Students who are looking to move between in-class and online learning are only able to do so during natural breaks in the school year. For upcoming changes, requests must be submitted by Oct. 23. Transfers will be processed on Nov. 18 for elementary students and on Nov. 12 for high school students.
“Students who have opted for in-class learning and are unable to attend school for any reason, including confirmed or suspected COVID-19 cases or self-isolation purposes, will not be permitted to join a virtual classroom,” the board says on its website.
“Instead, the students will continue to connect with their classroom teacher to complete work as required — this is the same approach we have always used to address longer-term student absences.”
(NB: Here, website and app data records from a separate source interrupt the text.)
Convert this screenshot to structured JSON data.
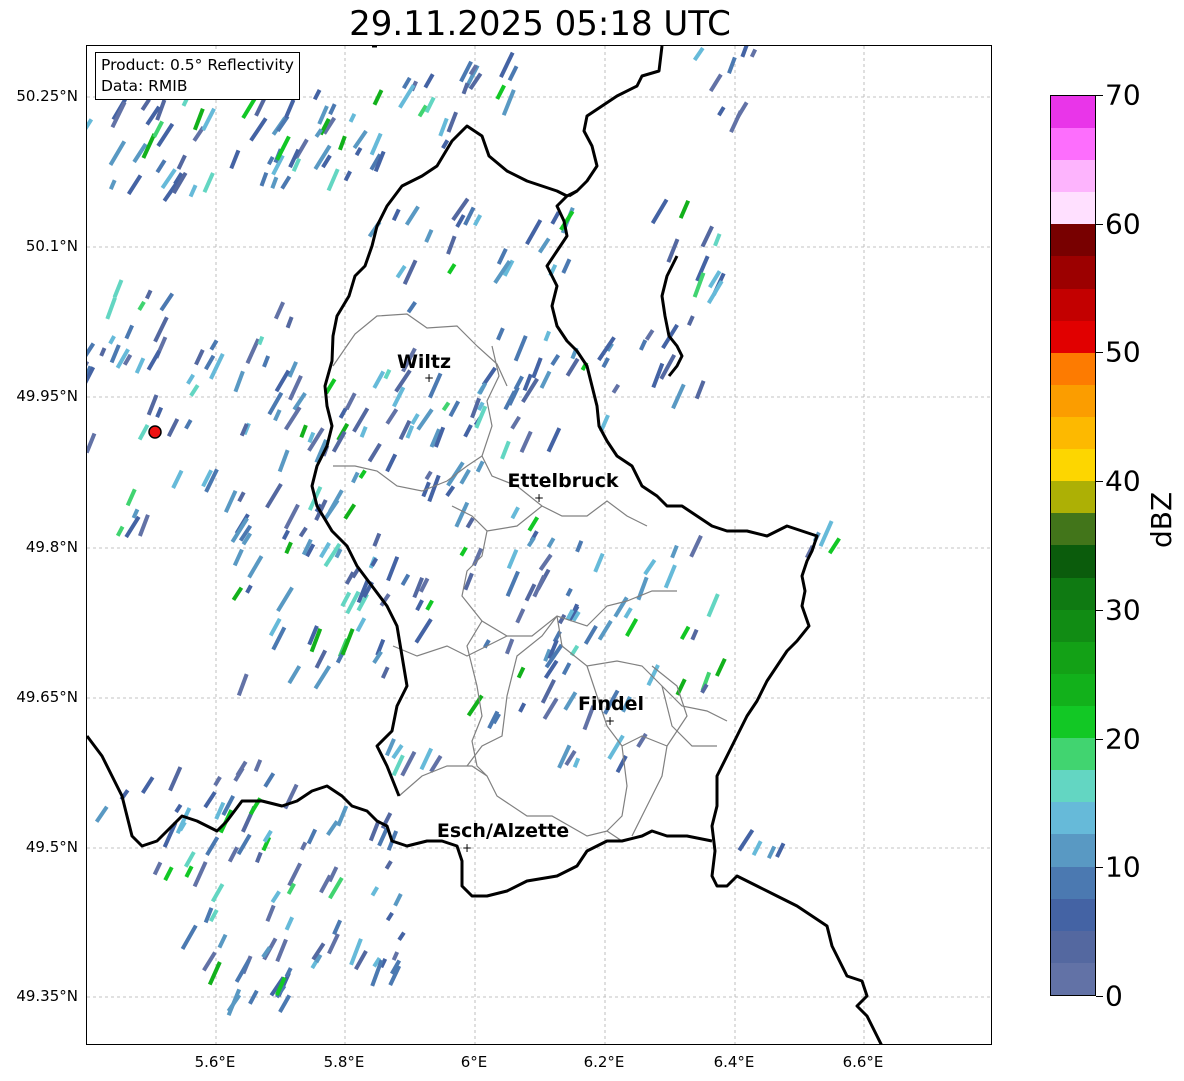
{
  "title": "29.11.2025 05:18 UTC",
  "info": {
    "line1": "Product: 0.5° Reflectivity",
    "line2": "Data: RMIB"
  },
  "lat_ticks": [
    "50.25°N",
    "50.1°N",
    "49.95°N",
    "49.8°N",
    "49.65°N",
    "49.5°N",
    "49.35°N"
  ],
  "lon_ticks": [
    "5.6°E",
    "5.8°E",
    "6°E",
    "6.2°E",
    "6.4°E",
    "6.6°E"
  ],
  "cities": [
    "Wiltz",
    "Ettelbruck",
    "Findel",
    "Esch/Alzette"
  ],
  "radar_site": "radar-site-marker",
  "colorbar": {
    "unit": "dBZ",
    "labels": [
      "0",
      "10",
      "20",
      "30",
      "40",
      "50",
      "60",
      "70"
    ],
    "colors": [
      "#6272a6",
      "#5468a0",
      "#4463a4",
      "#4b79b1",
      "#5999c3",
      "#66bad9",
      "#63d6c2",
      "#41d470",
      "#12c825",
      "#12b11b",
      "#13a116",
      "#118c14",
      "#0f7a12",
      "#0b5c0c",
      "#42751a",
      "#adb005",
      "#fdd600",
      "#fdb900",
      "#fb9d00",
      "#fd7b01",
      "#e10000",
      "#c30000",
      "#9c0000",
      "#780000",
      "#ffe0ff",
      "#fdb4fd",
      "#fd6efd",
      "#e935e9"
    ]
  }
}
Before Gilbert pulled her daughter out of Bear Creek, her concern was that students under Simcoe County’s public school board were able to leave the premises for lunch.
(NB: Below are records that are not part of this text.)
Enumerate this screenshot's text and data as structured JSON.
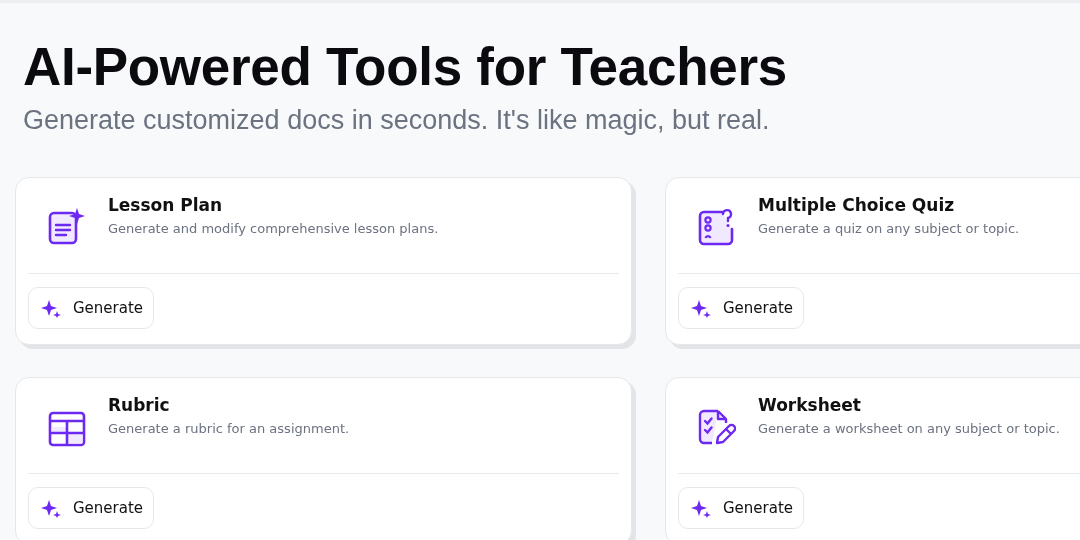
{
  "header": {
    "title": "AI-Powered Tools for Teachers",
    "subtitle": "Generate customized docs in seconds. It's like magic, but real."
  },
  "tools": [
    {
      "kind": "document",
      "title": "Lesson Plan",
      "description": "Generate and modify comprehensive lesson plans.",
      "button": "Generate"
    },
    {
      "kind": "quiz",
      "title": "Multiple Choice Quiz",
      "description": "Generate a quiz on any subject or topic.",
      "button": "Generate"
    },
    {
      "kind": "table",
      "title": "Rubric",
      "description": "Generate a rubric for an assignment.",
      "button": "Generate"
    },
    {
      "kind": "worksheet",
      "title": "Worksheet",
      "description": "Generate a worksheet on any subject or topic.",
      "button": "Generate"
    }
  ]
}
“What is the point in having them stagger classes if you’re going to let them all congregate at lunchtime anyhow?” she said. “It doesn’t make any sense to me.”
Kekewich said Simcoe County’s public schools are working with students to make sure they’re informed about and practising the necessary COVID-19 health and safety measures. At this time, she notes, the board isn’t looking at prohibiting students from leaving for lunch.
More than a week ago, the region’s Catholic school board stopped allowing students to leave for lunch, although it’s since modified its approach.
“What we have done for secondary school lunches is that we have moved the lunch period to the end of the school day,” Stevenson said, adding there are also two 15-minute nutrition breaks throughout the day.
“Students have the option to remain in the school and have their lunch at the end of the day in their classroom and it’s supervised, or they could leave the school and attend lunch outside school property and then come back and catch a bus, if they take a bus, or they have the option to leave and go home.”
Throughout Simcoe County, there are nine schools that have reported COVID-19 cases, although the Simcoe Muskoka District Health Unit hasn’t confirmed any school outbreaks.
On Thursday, the Ontario government revised screening guidelines for schools and child-care centres across the province. Officials are now asking parents to keep their children home from school for 24 hours if they have a headache or runny nose.
If a child has both those symptoms, officials are asking parents to consult a health-care provider or get their kids tested for the novel coronavirus before they return to school or child care.
Over the last two weeks, there have been 386 school-related COVID-19 cases in Ontario. There are currently also three schools in the province that are closed due to the novel coronavirus.
Earlier this week, Ontario Premier Doug Ford confirmed the province has entered its second wave of COVID-19.